* [EXERCISE OBJECTIVE]:
When the word "porque" shows up in a line of the records below, copy that line.

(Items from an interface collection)
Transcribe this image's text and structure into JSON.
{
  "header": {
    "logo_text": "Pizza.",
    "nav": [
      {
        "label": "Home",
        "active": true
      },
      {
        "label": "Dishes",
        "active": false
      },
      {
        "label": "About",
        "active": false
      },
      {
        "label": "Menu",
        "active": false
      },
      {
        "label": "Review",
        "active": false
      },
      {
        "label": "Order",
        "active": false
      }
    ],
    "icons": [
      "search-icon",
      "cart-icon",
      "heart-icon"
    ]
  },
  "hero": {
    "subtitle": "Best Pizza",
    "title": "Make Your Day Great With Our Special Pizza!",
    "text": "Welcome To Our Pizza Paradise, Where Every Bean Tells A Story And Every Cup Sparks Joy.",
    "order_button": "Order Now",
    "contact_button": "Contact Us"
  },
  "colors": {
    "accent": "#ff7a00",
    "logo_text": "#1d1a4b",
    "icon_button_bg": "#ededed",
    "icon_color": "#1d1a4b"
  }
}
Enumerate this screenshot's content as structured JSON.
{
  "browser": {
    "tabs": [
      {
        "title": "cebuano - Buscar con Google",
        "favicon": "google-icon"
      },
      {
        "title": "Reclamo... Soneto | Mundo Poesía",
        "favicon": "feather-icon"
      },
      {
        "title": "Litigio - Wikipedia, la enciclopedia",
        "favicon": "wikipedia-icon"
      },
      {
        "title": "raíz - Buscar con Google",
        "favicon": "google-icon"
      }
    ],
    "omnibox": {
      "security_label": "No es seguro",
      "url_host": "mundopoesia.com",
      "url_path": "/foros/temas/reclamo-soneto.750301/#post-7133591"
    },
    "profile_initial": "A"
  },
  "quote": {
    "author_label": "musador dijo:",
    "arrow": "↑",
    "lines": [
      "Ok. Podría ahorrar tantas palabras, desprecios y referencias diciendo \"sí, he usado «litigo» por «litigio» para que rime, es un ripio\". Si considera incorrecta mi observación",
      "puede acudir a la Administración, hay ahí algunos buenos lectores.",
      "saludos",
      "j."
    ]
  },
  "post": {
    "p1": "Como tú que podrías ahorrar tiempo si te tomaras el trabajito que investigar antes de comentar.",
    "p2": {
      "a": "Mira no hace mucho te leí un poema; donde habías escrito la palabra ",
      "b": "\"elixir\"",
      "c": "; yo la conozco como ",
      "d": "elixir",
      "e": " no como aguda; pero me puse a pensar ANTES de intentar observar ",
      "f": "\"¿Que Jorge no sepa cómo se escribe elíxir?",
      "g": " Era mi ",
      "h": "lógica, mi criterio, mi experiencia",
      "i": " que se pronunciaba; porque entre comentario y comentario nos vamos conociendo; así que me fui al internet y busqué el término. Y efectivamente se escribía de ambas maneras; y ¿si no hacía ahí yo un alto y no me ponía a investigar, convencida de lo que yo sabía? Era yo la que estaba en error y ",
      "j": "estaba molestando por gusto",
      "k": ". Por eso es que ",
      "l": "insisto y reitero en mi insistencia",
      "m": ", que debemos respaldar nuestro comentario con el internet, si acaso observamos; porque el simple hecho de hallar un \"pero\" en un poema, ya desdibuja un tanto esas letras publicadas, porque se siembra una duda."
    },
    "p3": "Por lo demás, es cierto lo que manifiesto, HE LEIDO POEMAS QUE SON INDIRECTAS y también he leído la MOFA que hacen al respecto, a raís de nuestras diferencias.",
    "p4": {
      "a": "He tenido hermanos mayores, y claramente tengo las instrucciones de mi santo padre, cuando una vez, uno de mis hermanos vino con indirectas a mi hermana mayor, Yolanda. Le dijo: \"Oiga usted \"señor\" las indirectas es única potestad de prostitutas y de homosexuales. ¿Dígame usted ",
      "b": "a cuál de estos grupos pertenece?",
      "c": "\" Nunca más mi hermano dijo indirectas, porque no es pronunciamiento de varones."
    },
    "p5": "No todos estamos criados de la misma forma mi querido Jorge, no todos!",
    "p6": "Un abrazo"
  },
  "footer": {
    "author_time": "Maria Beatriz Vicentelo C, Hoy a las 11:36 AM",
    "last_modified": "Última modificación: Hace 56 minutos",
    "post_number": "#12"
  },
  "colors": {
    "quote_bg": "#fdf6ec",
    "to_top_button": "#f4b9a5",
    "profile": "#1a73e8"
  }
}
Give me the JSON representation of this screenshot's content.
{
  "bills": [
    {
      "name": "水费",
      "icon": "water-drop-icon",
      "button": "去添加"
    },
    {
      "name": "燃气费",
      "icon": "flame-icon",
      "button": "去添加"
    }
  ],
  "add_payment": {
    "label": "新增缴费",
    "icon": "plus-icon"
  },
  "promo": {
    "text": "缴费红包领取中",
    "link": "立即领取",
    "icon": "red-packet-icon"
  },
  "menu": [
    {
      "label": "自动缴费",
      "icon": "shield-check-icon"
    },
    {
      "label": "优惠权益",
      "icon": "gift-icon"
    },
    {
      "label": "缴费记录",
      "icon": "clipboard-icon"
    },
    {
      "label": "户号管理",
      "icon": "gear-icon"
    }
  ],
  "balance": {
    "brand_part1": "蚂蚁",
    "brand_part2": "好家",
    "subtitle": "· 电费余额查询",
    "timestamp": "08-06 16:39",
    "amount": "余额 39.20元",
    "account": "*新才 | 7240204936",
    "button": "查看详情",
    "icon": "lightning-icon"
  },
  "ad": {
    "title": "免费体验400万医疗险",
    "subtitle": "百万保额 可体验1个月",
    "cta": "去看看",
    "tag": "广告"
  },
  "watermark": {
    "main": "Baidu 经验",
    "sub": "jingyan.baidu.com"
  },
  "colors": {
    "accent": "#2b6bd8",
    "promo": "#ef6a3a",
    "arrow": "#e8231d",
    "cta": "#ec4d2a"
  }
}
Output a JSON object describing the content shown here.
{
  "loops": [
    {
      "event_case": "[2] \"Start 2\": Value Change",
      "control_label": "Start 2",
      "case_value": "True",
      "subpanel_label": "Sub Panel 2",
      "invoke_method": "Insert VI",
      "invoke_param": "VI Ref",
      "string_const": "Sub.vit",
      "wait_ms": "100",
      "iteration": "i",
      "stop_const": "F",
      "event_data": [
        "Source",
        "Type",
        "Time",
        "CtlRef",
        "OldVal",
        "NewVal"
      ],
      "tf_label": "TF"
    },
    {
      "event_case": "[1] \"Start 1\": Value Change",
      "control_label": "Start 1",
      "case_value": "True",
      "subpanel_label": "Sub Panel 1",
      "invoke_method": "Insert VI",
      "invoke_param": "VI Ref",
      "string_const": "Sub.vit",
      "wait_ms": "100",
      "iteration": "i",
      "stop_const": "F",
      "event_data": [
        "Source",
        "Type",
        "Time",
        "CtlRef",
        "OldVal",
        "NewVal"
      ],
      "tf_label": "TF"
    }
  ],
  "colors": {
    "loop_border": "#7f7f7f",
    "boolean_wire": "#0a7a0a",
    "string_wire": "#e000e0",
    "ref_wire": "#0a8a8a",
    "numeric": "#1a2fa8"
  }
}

* [WRITTEN ANSWER]:
      "i": " que se pronunciaba; porque entre comentario y comentario nos vamos conociendo; así que me fui al internet y busqué el término. Y efectivamente se escribía de ambas maneras; y ¿si no hacía ahí yo un alto y no me ponía a investigar, convencida de lo que yo sabía? Era yo la que estaba en error y ",
      "m": ", que debemos respaldar nuestro comentario con el internet, si acaso observamos; porque el simple hecho de hallar un \"pero\" en un poema, ya desdibuja un tanto esas letras publicadas, porque se siembra una duda."
      "c": "\" Nunca más mi hermano dijo indirectas, porque no es pronunciamiento de varones."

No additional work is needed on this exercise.